Looks like acres of emerald moss but it's really on a six inch rock

Alien growth stretches from a skinny limb

Love, love the textured tree trunks of my favorite
forest by the river

Be sure to enlarge this one

Dry creek bed

Not necessarily a natural surface but certainly
has been altered by natural forces

The peeling paint is a perfect surface to try out
some crackle paint

I wanted to create a panel for a triptych that I am working on based on the combined attributes of these natural surfaces.
Even though it isn't a drawing or sketching, I thought that you all might be interested in it just the same.

It is a combination of plaster, joint compound, molding paste, acrylic paint and crackle paste.
Oh, not to mention the fabric that is underneath all of that - vintage lace, canvas, tulle and organza.

6" x 8 1/2"

All of those crevices in the surface look
just like the rocks, compacted soil and tree trunks in the
photos above

I love the way that the fibers work their way up
to the top after sanding the surface

Lovely, unexpected surprises

I added crackle paste after I took most of the
photos above. I may go back and add more.

I hope that you've enjoyed the trip through my "natural surface" photo album.
And the beginnings of a new piece of art work - a triptych that will be based on one of the sweetest spots in Nature that I know of.

Tuesday, March 5, 2013

Paperclay Birdies

I thought that I would update you on the Paperclay birdies that I made a couple of weeks ago.
I needed a few small birds for a piece of artwork that I was planning.
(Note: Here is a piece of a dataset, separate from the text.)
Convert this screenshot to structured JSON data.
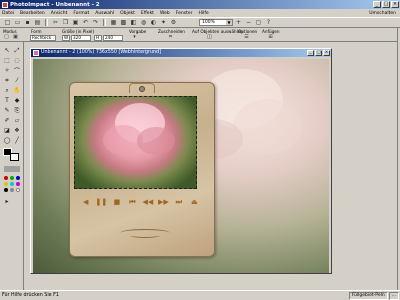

I decided that the easiest thing to do would be to create them myself.
It was easy but potentially addictive.

First I created the birds by hand.
Plain white birds - like tiny soldiers waiting for their marching orders.

Some of them have perfectly formed eyes & beaks...
others do not.
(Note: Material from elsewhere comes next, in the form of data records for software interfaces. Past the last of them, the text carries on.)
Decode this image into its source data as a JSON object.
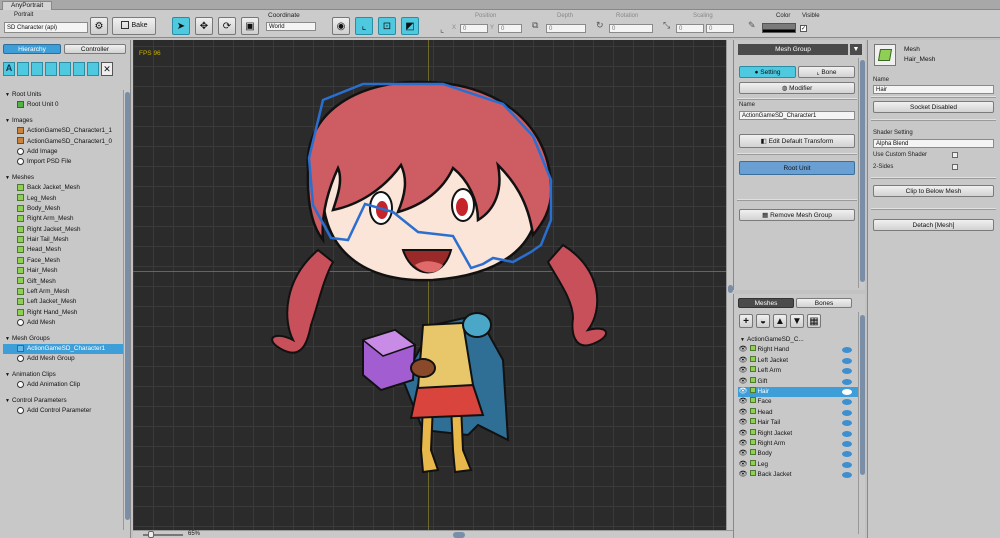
{
  "window": {
    "tab": "AnyPortrait"
  },
  "toolbar": {
    "portrait_label": "Portrait",
    "portrait_value": "SD Character (api)",
    "bake": "Bake",
    "coordinate_label": "Coordinate",
    "coordinate_value": "World",
    "position": "Position",
    "depth": "Depth",
    "rotation": "Rotation",
    "scaling": "Scaling",
    "color": "Color",
    "visible": "Visible",
    "x_label": "X",
    "y_label": "Y",
    "pos_x": "0",
    "pos_y": "0",
    "depth_value": "0",
    "rotation_value": "0",
    "scale_x": "0",
    "scale_y": "0"
  },
  "left": {
    "tab_hierarchy": "Hierarchy",
    "tab_controller": "Controller",
    "root_units": "Root Units",
    "root_unit_0": "Root Unit 0",
    "images": "Images",
    "image_items": [
      "ActionGameSD_Character1_1",
      "ActionGameSD_Character1_0"
    ],
    "add_image": "Add Image",
    "import_psd": "Import PSD File",
    "meshes": "Meshes",
    "mesh_items": [
      "Back Jacket_Mesh",
      "Leg_Mesh",
      "Body_Mesh",
      "Right Arm_Mesh",
      "Right Jacket_Mesh",
      "Hair Tail_Mesh",
      "Head_Mesh",
      "Face_Mesh",
      "Hair_Mesh",
      "Gift_Mesh",
      "Left Arm_Mesh",
      "Left Jacket_Mesh",
      "Right Hand_Mesh"
    ],
    "add_mesh": "Add Mesh",
    "mesh_groups": "Mesh Groups",
    "mesh_group_item": "ActionGameSD_Character1",
    "add_mesh_group": "Add Mesh Group",
    "animation_clips": "Animation Clips",
    "add_animation_clip": "Add Animation Clip",
    "control_parameters": "Control Parameters",
    "add_control_parameter": "Add Control Parameter"
  },
  "canvas": {
    "fps": "FPS 96",
    "zoom": "65%"
  },
  "meshgroup": {
    "header": "Mesh Group",
    "setting": "Setting",
    "bone": "Bone",
    "modifier": "Modifier",
    "name_label": "Name",
    "name_value": "ActionGameSD_Character1",
    "edit_default": "Edit Default Transform",
    "root_unit": "Root Unit",
    "remove": "Remove Mesh Group"
  },
  "meshlist": {
    "tab_meshes": "Meshes",
    "tab_bones": "Bones",
    "group": "ActionGameSD_C...",
    "items": [
      "Right Hand",
      "Left Jacket",
      "Left Arm",
      "Gift",
      "Hair",
      "Face",
      "Head",
      "Hair Tail",
      "Right Jacket",
      "Right Arm",
      "Body",
      "Leg",
      "Back Jacket"
    ]
  },
  "inspector": {
    "type": "Mesh",
    "mesh_name": "Hair_Mesh",
    "name_label": "Name",
    "name_value": "Hair",
    "socket": "Socket Disabled",
    "shader_setting": "Shader Setting",
    "shader_value": "Alpha Blend",
    "use_custom_shader": "Use Custom Shader",
    "two_sides": "2-Sides",
    "clip": "Clip to Below Mesh",
    "detach": "Detach [Mesh]"
  },
  "colors": {
    "accent": "#3e9fd8",
    "active_tool": "#4ec9e0",
    "canvas_bg": "#2b2b2b",
    "grid": "#3a3a3a",
    "outline": "#2a6fcf"
  }
}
The largest one is about 1/2" long

I was distracted by several other things (bronchitis and flu to name a couple) so it took me a couple of weeks to get to the next step.

Oh look, someone was watching us! 

I coated the birds with a little bit of Soft Gel to seal them.
Then I used a little bit of acrylic paint in a brown color to rub into the lines on the birds (eyes, wings, etc).
This has to dry completely before you paint the final color.

The bird on the left was created from Crayola Model Magic.
It doesn't firm up the way that Paperclay does.

Sitting there waiting on the next layer of paint.
When the paint has dried completely, I used a small paintbrush to apply the top layer of paint.
Some of them are a cream color, some are brown, some are blue. This step could be done by finger-painting as well.
Little Bird Family
 I used a tiny bit of orange to paint the beaks.
After all of this had dried, I went back and added more brown to the line work as needed.
If you click on the photos to enlarge them, you will be able to see how the brown paint settled into the uneven surface of the bird.
It creates a lovely antique look to the surface of the bird making them appear to be decades older than what they are.
Made from Paperclay

Mommy is keeping an eye on her babies

See how tiny they are?!
The Paperclay is not expensive at all.
It's a fun and easy activity to do that requires very little materials and not a lot of time.
I'd love to see what you do with it!